The disruptive writerA few years ago, Ganesh Poudel retired as a teacher to pursue his love for writing.
A few years ago, Ganesh Poudel retired as a teacher to pursue his love for writing. This year he published Paitala, his debut surrealistic novel, which instead of answering questions, aims to encourage the readers to raise some about science, religion, and spirituality. In this conversation with the Post’s Samikshya Bhattarai, Poudel talks about his new book and how good literature is a product of the taste of good readers. Excerpts:
Tell us about your debut novel, Paitala? How would you describe what you have tried to bring to the readers with the book?

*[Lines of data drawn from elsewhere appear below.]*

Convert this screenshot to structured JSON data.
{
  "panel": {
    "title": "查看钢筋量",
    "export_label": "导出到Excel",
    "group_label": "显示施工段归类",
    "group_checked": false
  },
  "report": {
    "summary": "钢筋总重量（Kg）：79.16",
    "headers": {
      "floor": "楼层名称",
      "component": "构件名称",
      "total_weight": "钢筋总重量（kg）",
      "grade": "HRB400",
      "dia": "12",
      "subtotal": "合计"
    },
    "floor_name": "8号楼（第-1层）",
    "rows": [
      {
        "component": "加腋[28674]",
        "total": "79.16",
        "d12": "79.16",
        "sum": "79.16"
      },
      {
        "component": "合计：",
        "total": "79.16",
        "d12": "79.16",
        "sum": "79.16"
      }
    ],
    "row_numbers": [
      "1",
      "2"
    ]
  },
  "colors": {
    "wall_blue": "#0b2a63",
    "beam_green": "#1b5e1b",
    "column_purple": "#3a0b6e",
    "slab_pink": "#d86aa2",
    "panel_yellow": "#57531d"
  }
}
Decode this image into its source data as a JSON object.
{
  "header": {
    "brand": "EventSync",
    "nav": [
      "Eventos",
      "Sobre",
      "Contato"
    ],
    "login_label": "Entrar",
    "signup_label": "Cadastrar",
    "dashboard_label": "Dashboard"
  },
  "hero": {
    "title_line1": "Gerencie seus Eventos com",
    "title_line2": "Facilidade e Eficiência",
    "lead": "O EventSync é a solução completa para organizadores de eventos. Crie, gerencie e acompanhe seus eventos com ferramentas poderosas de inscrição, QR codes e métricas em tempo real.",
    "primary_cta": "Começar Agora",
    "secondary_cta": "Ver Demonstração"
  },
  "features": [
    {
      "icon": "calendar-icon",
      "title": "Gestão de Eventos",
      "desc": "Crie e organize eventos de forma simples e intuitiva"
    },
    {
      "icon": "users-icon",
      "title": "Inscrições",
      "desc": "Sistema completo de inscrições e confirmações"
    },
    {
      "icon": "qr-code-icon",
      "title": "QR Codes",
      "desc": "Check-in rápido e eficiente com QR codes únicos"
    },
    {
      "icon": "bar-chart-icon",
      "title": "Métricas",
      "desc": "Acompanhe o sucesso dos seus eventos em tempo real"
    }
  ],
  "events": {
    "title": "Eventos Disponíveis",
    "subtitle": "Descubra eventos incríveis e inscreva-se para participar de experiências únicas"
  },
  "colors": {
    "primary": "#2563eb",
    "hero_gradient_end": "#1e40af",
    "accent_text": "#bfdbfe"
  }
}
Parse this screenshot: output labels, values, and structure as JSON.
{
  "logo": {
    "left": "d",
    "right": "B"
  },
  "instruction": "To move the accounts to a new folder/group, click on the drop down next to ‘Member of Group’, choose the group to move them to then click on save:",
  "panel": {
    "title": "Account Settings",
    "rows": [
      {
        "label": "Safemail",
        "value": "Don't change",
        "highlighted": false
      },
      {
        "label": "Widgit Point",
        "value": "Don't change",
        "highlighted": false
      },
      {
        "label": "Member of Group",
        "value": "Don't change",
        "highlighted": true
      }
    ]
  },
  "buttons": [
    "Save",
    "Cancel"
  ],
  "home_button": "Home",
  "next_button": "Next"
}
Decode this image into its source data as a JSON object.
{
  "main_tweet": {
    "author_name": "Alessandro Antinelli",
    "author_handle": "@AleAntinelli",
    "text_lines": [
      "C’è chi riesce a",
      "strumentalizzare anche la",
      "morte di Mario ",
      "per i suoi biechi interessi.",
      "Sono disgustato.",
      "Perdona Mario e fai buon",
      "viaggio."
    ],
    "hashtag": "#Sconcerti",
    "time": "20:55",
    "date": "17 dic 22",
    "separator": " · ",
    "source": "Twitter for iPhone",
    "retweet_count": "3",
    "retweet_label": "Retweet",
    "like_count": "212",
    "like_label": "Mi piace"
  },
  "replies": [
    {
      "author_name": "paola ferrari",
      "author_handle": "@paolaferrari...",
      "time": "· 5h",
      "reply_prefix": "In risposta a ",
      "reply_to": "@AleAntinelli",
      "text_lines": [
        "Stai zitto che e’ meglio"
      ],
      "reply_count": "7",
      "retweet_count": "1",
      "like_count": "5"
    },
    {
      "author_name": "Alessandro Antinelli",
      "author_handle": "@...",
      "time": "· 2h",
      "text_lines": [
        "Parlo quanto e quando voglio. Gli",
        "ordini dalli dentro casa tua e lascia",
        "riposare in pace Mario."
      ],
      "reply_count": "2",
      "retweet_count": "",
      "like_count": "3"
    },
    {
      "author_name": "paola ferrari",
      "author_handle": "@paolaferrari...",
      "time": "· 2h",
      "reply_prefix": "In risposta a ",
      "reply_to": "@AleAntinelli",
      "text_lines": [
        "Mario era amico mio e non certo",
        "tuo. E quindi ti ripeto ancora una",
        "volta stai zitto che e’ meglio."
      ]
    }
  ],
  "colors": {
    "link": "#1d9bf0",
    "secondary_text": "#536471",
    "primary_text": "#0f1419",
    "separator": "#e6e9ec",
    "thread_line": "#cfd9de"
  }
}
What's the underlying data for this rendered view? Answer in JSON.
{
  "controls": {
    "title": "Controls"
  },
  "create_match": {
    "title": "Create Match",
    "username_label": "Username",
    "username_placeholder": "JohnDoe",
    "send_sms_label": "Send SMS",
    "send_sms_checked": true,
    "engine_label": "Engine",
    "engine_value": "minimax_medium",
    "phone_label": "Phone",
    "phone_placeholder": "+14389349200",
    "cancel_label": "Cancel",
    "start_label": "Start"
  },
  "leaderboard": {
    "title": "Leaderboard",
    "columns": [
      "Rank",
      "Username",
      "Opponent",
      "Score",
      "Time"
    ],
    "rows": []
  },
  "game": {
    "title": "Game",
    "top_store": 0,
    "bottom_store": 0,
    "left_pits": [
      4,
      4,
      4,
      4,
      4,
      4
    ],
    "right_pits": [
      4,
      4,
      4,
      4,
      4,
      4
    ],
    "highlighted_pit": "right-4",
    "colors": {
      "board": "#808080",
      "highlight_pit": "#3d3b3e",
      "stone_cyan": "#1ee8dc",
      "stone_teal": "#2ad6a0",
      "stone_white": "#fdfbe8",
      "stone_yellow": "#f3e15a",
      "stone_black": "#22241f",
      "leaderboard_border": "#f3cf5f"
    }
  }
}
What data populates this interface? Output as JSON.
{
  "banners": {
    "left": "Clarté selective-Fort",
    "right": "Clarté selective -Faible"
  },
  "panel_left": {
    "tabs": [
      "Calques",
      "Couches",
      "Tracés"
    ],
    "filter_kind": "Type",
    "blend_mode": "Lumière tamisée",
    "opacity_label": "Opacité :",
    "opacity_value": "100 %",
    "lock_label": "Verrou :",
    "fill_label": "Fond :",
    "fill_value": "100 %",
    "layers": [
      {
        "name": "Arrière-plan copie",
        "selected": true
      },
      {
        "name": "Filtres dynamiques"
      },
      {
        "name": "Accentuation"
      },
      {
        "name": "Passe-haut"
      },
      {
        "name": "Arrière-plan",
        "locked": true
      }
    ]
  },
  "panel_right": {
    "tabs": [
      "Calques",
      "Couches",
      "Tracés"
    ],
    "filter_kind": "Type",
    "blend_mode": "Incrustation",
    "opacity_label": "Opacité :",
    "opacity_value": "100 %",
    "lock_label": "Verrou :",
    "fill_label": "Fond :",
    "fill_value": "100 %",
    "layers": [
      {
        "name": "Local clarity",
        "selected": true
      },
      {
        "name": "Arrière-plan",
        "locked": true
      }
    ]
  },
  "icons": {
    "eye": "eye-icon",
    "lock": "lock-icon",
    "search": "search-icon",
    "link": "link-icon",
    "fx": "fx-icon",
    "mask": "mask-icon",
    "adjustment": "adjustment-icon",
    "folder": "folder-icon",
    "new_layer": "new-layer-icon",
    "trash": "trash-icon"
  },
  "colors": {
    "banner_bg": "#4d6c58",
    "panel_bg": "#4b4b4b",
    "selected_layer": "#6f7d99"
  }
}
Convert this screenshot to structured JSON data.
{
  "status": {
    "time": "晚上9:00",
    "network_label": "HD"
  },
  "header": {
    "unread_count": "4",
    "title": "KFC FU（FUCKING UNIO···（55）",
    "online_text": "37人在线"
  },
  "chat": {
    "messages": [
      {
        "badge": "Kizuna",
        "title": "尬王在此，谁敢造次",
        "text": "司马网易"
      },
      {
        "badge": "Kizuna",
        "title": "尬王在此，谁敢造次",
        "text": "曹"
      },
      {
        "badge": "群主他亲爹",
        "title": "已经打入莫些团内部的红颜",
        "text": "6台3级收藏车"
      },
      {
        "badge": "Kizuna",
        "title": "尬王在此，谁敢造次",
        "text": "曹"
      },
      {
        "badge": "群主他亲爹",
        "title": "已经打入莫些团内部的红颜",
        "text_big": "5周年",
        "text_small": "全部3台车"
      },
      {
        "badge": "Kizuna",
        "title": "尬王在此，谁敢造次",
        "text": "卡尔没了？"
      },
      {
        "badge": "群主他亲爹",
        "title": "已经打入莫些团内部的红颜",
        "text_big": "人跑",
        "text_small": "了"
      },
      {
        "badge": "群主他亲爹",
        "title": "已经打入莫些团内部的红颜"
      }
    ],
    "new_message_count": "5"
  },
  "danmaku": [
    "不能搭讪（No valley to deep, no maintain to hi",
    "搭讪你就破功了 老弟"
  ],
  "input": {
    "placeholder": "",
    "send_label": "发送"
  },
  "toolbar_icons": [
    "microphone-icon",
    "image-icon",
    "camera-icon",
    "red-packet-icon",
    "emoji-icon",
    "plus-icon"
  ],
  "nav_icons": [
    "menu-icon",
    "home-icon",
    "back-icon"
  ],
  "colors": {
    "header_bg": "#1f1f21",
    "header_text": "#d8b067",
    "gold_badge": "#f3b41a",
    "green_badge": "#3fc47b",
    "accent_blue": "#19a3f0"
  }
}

Paitala is a quest novel of a mystical genre in which the protagonist Josmani is destined to wander through different Tantric cities encountering surreal characters and myth-like incidents. He is inspired to leave home and worldly affairs in search of a mythological Sanjivani Bidhya and a mystic chemical, called NH6CY in the novel.
Paitala doesn’t come with the purpose of answering any sort of questions. Instead, it intends on creating situations that will enable the readers to raise questions about science, religion, and spirituality. Every experience is mystical and gives birth to curiosity. Unlike realism which tries to answer questions, surrealism tries to raise them—and that’s what my novel does as well.
In other interviews, you have said that Paitala raises questions on the nature of storytelling itself and how stories are told. Can you elaborate on this?
Questions like what, who, when and where are the operational questions not only in real life but also in storytelling; and are always easy to answer. For example, if I asked you what you ate today and added other questions with who, when or when; you will be able to answer them quickly. It is because human knowledge is bound to incidents (what), characters (who), time (when) and place (where). But if I asked why you ate or how you ate, certain difficulties would arise. ‘Why’ is a mystery question. ‘How’ is a class question. ‘How’ divides people; ‘why’ mystifies.
In storytelling too, when we ignore what, who, when and where, and magnify how and why aspects, it becomes mystical. It becomes unfathomable. It becomes sugar without sweetness.
The storytelling in Paitala, makes a reader raise and stumble on the how and why questions.
Tragedy of Nepali fiction lies in the narrative which is very ritualistic, traditional and singular. Any writer can play with tools, devices, and techniques of narrating a story. My concern is to disrupt the existing style of narration.
Why was now the right time to publish your first novel?
A debut novel at 37 years old and you ask why it was the right time!
I took self-retirement from teaching three years ago to delve into the world of writing. I had been teaching for about 15 years before I took the decision. Back then I was only participating in the world of writing via casual write-ups in print-media. These, occasional writings only made me restless. I started thinking that newspaper write-ups can’t gratify my need and hunger for expression. I wanted to tell more, show more and do more with words.
Tell us a bit more about Random Readers’ society. Why are reading clubs like these important for Nepali literature?
Random Readers’ Society (RRS) is a small group of avid readers who aspire to promote reading culture in Nepal. And to attain its goal, the group organises book discussion programmes, helps to establish community libraries, trains teachers and parents on imparting reading habits to the kids, among others. It also designs creative promotional campaigns for a published book.
It might be because of the literacy rate or our educational system, reading culture is not huge in Nepal. A book that crosses the sales of five thousand pieces is considered to be a bestseller. In Nepal, the major concern for a writer is livelihood. If only we could sell 500 pieces in an average in all districts; writing would certainly be an attractive profession. I think reading clubs’ most important job is widening the arena of readership and boosting the writers’ confidence.
Nepali literature lacks constructive and creative criticism. Criticism is limited to the monotonous ‘thesis’ writing in universities; that promote citation over innovation. Reading clubs like RRS are important to break this cycle. They are important for the promotion of healthy criticism from readers which ultimately help a writer grow.
Do you think Nepali literature is too Kathmandu-centric?
I actually don’t think so. Any 1true and promising writer, at least, nowadays, dhouldn’t be and aren’t Kathmandu-centric.
You can live and write from anywhere to get published in Kathmandu. Kathmandu might have centralised publication industry, but not creativity.